These leaders must be on the same page on how to end the choking debt burdens in Africa; how to end all forms of corruption and malfeasance in Africa; how to end trade inequities and agricultural subsidies in Western countries that impoverish African farmers; how to end lack of genuine elections and democracy in many parts of Africa; how to end extrajudicial forms of justice in Africa; and, how to end the use of Western financial centers as the preferred end destination of misappropriated funds from poor Africa countries. Imagine a situation whereby policy makers in the West and Africa reach abiding accord on these issues. The war against poverty in Africa will dramatically change.

Fifth, education is the foundation of sustainable poverty eradication efforts. Free primary and secondary education should be available to all African children as part of any serious anti-poverty initiative in Africa. In particular, African female children should have the opportunity to know how to read and write.

Sixth, anti-poverty eradication programs in Africa must take advantage of the natural entrepreneurial abilities of Africans. Africans like to trade on goods and services, and have done so for centuries. Creating opportunities for Africans to become small-scale business men and women are critical. To make this happen, governments in Africa should create enabling regulatory environments that encourage budding entrepreneurs to push ahead with their ideas and motivate large-scale entrepreneurs and foreign investors to plan for the long-term. An enabling small and medium enterprises (SME) environment will also include investments in infrastructure in the areas of road networks, electricity, telecommunication, water and sanitation. Nurturing a sustainable private sector in Africa should be a major strategic objective of poverty eradication programs in Africa.

Seventh, the challenge of translating international, continental and national anti-poverty programs into verifiable impact at personal and family levels remains daunting. To avoid the scenario whereby earmarks or press conferences on antipoverty effort become more important than actual expenditures on the ground, the most important barometer of success should be measurable at personal, family or household levels. For example, in Zambia, a serious anti-poverty eradication program in Lusaka for individuals living on less than one dollar a day must show trend data that documents the additional numbers of individuals in a defined period that are no longer living in extreme poverty in the city. This is also applicable if the anti-poverty program is for all Zambians.

Finally, present day policy makers can make poverty history for all African newborns. Poverty eradication efforts in Africa should give every newborn a healthy and a fair start in life. To achieve this scenario, every African newborn should benefit from early childhood development programs that lead to age-appropriate and culturally relevant development milestones. These early childhood investments should also include quality health care, cognitive development skills, and, compulsory primary and secondary school education. To make poverty history for Africa’s newborn, all policies or programs that are anti-children will have to end. Wars and conflicts in Africa will also end since children pay a terrible price and some become child soldiers. Africa’s debt burden will be resolved so that no newborn African enters the world already indebted to financiers and bankers. There should be drastic curtailing of corruption in Africa since children often pay a higher burden as parents lose work and social services break down.

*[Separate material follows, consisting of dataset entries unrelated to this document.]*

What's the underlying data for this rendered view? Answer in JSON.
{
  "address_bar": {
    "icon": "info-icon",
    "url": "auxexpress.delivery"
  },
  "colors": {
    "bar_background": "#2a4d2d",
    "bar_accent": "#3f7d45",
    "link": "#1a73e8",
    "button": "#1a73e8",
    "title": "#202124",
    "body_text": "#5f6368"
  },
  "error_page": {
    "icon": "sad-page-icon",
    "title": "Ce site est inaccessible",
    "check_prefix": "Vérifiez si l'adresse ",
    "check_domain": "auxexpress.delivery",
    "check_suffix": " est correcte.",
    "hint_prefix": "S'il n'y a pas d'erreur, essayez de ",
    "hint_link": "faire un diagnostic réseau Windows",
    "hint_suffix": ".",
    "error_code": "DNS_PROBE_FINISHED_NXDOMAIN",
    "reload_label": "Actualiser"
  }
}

Poverty can become history in Africa if African leaders, their peoples and their Western friends join hands and implement long-term programs that have verifiable impact at individual, family or household levels in the continent.

About the author: Dr. Chinua Akukwe is with the George Washington University School of Public Health, Washington, DC.